There is a legend that King John's mother, Queen Eleanor of Aquitaine, once told John, who was her youngest son, that her husbands family, the Angevins, were descendants of the Devil. The story was that a previous Count of Anjou had been married to Melusine who was the daughter of the Devil. Her identity was discovered when she failed to attend Mass at church. At that time it was unheard of not to attend church and Melusine was forced to attend. Legend has it that she flew out of a church window and was never seen again. Therefore tainted by the Devil's blood the sons of Angevin were destined to fight against each other all of their lives.
Eleanor of Aquitaine was an extremely powerful woman, who had been married to both the King of France and secondly to the King of England bearing ten children , three of whom lived to be Kings. Imprisoned by her second husband the Henry, the King of England she was released when her son Richard obtained the crown and ruled in his absence whilst he was away on the crusades. She was a strong person who outlived nearly all her children, not the sort of woman to encourage fighting amongst her children which would cost the family dearly.

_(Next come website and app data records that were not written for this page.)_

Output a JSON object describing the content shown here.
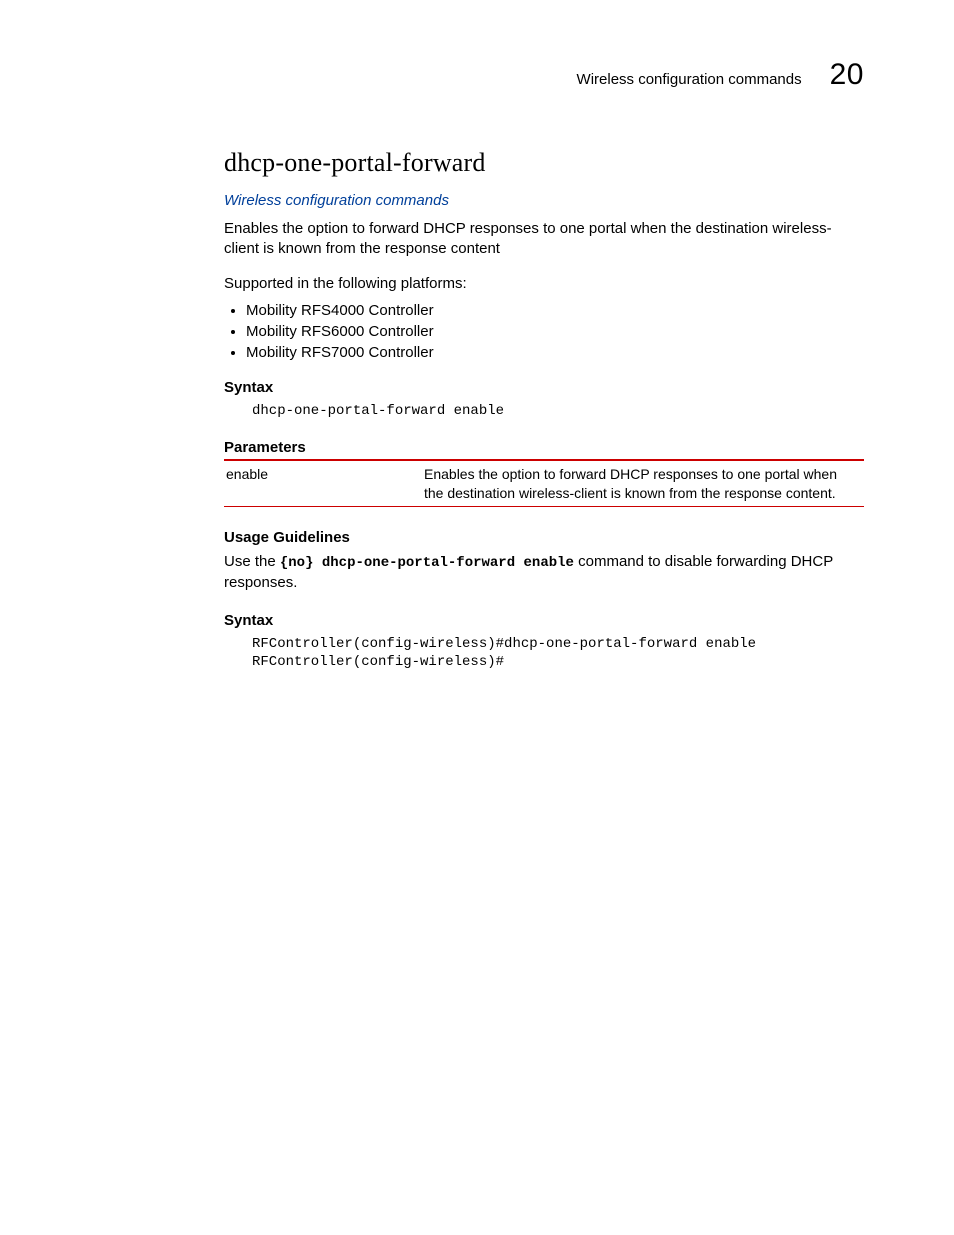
{
  "header": {
    "section": "Wireless configuration commands",
    "chapter_number": "20"
  },
  "title": "dhcp-one-portal-forward",
  "xref": "Wireless configuration commands",
  "intro": "Enables the option to forward DHCP responses to one portal when the destination wireless-client is known from the response content",
  "supported_label": "Supported in the following platforms:",
  "platforms": [
    "Mobility RFS4000 Controller",
    "Mobility RFS6000 Controller",
    "Mobility RFS7000 Controller"
  ],
  "syntax1": {
    "heading": "Syntax",
    "code": "dhcp-one-portal-forward enable"
  },
  "parameters": {
    "heading": "Parameters",
    "rows": [
      {
        "name": "enable",
        "desc": "Enables the option to forward DHCP responses to one portal when the destination wireless-client is known from the response content."
      }
    ]
  },
  "usage": {
    "heading": "Usage Guidelines",
    "pre": "Use the ",
    "code": "{no} dhcp-one-portal-forward enable",
    "post": " command to disable forwarding DHCP responses."
  },
  "syntax2": {
    "heading": "Syntax",
    "code": "RFController(config-wireless)#dhcp-one-portal-forward enable\nRFController(config-wireless)#"
  }
}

Historians have based their assumptions on the chronicles (diaries) of monks, who wrote after John's death. None of these chroniclers knew John as a person. Some chroniclers wrote of John, before his coronation when he was still a young man. Gerald of Wales wrote of him " more given to luxurious ease than to warlike exercises". William of Newburgh describes John as " a very foolish youth"- descriptions that fit any modern day teenager.

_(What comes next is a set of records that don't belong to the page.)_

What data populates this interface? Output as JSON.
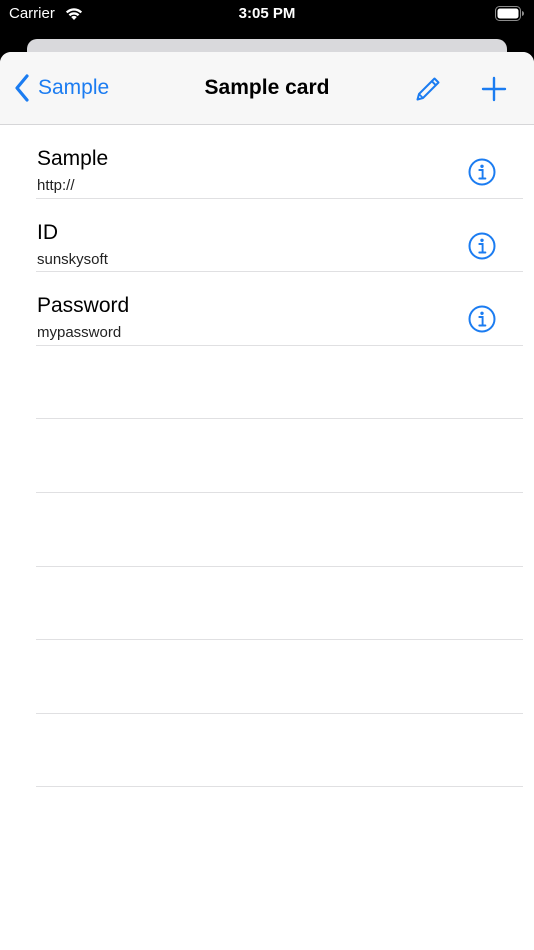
{
  "status_bar": {
    "carrier": "Carrier",
    "time": "3:05 PM"
  },
  "nav": {
    "back_label": "Sample",
    "title": "Sample card",
    "edit_icon": "pencil-icon",
    "add_icon": "plus-icon"
  },
  "rows": [
    {
      "title": "Sample",
      "subtitle": "http://"
    },
    {
      "title": "ID",
      "subtitle": "sunskysoft"
    },
    {
      "title": "Password",
      "subtitle": "mypassword"
    }
  ],
  "colors": {
    "accent": "#1b7cf1",
    "nav_background": "#f7f7f7",
    "separator": "#e0e0e2"
  }
}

By the Victorian period, historians such as JR Green were describing King John as "no weak and indolent voluptuary, but the ablest and most ruthless of the Angevins". Kate Norgate continues this in 1902 stressing John's "superhuman wickedness". Sir Maurice Pawicke, in the 6th volume of the Cambridge Medieval History 1929, wrote of John's "treacherous nature" and that he was a "thoroughly bad man".

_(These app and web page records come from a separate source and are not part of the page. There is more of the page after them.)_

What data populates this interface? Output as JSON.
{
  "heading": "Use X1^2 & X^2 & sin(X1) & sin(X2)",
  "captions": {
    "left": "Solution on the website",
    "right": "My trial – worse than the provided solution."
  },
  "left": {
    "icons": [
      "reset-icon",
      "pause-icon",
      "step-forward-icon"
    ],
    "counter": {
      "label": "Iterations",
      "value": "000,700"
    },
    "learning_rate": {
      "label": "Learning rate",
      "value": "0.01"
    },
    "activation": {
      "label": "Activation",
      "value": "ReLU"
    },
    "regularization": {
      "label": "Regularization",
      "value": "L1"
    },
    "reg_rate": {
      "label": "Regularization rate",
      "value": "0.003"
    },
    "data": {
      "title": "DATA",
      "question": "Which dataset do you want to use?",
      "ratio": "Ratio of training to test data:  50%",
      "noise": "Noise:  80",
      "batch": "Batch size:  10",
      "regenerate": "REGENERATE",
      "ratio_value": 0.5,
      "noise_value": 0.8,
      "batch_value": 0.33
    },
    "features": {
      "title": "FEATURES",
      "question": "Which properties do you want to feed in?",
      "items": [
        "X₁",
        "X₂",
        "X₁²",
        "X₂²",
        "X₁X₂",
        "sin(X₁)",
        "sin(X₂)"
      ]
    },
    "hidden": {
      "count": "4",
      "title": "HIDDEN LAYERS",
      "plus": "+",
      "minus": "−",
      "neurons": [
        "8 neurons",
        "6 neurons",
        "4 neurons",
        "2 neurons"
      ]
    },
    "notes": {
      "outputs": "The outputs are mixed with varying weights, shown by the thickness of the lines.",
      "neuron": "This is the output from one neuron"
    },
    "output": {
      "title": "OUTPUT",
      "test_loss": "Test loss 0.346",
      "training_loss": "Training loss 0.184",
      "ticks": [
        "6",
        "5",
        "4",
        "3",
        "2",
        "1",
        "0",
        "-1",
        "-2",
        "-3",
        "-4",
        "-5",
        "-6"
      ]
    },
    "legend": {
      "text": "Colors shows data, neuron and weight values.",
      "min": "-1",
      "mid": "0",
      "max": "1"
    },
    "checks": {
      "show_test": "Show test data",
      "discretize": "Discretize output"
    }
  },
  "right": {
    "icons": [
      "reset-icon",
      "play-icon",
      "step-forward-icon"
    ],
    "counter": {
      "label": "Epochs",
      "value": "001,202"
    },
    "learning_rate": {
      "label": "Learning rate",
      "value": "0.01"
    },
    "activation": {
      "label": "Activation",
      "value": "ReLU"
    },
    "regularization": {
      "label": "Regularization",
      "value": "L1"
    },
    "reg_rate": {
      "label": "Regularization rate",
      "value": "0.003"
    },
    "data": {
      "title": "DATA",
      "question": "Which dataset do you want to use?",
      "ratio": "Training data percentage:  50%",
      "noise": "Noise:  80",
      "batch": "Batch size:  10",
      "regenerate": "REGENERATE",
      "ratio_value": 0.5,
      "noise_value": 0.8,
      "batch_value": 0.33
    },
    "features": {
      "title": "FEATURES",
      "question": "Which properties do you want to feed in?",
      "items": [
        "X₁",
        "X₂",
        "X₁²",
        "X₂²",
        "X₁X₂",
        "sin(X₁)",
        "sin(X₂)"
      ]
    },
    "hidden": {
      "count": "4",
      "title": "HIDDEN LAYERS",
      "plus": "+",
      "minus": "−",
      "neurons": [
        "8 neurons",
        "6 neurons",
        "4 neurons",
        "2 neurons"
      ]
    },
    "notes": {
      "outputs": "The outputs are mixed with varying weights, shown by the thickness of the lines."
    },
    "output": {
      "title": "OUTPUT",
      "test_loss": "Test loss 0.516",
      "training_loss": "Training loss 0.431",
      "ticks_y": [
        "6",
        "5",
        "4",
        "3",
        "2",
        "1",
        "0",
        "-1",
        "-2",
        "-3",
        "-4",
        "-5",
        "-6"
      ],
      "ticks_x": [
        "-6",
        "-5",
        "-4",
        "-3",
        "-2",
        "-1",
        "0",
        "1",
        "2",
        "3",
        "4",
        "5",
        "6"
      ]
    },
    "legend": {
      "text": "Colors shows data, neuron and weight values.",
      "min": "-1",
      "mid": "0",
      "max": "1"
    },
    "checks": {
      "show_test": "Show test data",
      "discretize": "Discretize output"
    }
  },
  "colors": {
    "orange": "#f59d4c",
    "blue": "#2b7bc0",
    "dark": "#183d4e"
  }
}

Thus we found the villain the antithesis of Robin Hood; a cruel tyrant who ruled England with an iron grip and extracted high taxes in order to fund his lavish lifestyle. No wonder that "Good King Richard, the Lion Heart" occupies such a prominent place in English hearts. Most of this is quite far from the truth. It is Good King Richard who ran up the debts on his crusades and the ransom paid after he was captured whilst John tried to repay them at a time of economic contraction and high inflation.